→ Your objective
Using the data below, work out how many of its lines contain "icon", and give that number with nothing added.

→ Data records
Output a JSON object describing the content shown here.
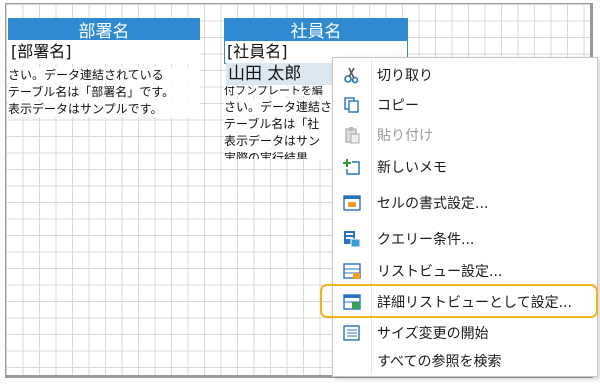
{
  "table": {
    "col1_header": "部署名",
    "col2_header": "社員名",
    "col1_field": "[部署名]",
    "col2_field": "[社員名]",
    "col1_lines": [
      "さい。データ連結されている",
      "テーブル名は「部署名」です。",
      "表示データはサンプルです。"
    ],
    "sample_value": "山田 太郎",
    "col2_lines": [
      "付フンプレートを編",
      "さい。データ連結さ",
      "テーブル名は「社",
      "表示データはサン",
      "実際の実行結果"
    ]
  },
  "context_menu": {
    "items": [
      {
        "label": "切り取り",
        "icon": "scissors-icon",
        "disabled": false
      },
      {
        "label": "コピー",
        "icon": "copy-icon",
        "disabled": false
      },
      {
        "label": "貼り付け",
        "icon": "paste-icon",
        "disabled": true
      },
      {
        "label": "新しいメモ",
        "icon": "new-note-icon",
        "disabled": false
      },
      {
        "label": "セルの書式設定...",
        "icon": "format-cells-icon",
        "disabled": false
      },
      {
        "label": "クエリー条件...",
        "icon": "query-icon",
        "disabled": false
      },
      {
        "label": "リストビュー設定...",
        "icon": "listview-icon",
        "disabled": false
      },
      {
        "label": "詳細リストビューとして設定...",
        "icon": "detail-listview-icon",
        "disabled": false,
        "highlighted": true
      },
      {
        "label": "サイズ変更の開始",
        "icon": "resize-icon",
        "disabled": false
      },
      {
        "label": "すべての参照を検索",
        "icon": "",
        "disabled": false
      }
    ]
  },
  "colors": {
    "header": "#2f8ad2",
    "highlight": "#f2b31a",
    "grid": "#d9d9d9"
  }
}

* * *

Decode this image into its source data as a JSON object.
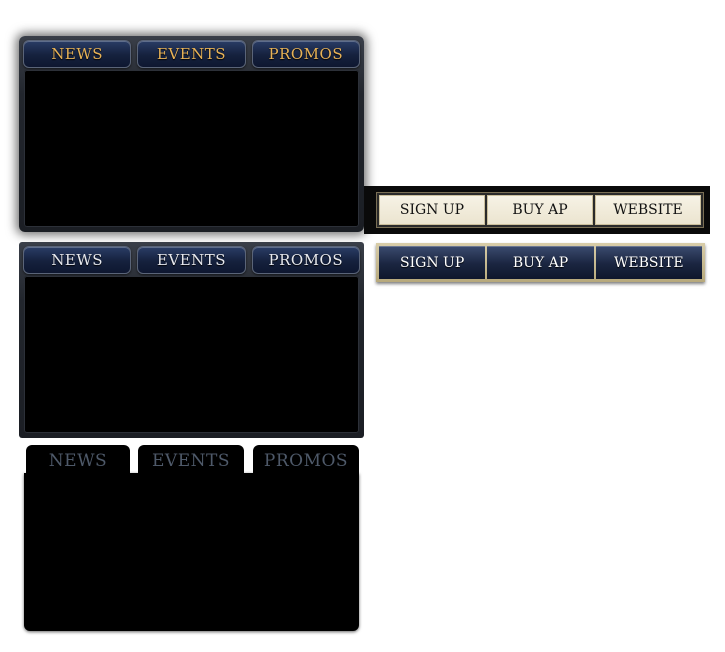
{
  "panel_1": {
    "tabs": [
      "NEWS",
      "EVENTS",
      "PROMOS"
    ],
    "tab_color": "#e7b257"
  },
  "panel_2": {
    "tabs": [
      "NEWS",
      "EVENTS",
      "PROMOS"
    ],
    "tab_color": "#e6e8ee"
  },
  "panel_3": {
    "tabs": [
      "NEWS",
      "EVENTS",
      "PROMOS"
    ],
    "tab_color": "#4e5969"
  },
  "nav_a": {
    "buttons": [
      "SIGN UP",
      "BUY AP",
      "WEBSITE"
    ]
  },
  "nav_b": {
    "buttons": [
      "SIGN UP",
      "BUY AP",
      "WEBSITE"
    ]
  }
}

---

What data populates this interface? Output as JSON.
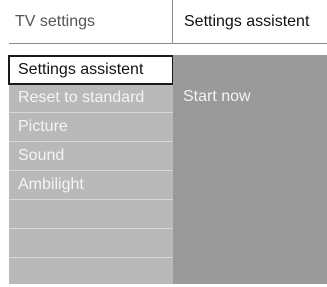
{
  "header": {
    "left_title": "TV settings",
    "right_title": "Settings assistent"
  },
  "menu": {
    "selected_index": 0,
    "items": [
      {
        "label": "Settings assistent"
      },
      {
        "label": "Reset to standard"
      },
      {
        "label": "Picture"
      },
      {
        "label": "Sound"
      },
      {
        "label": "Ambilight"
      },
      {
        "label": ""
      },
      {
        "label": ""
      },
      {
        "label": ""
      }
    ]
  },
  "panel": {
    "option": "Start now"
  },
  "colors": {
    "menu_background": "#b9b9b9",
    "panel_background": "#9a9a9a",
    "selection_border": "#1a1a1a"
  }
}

→ Exercise solution
10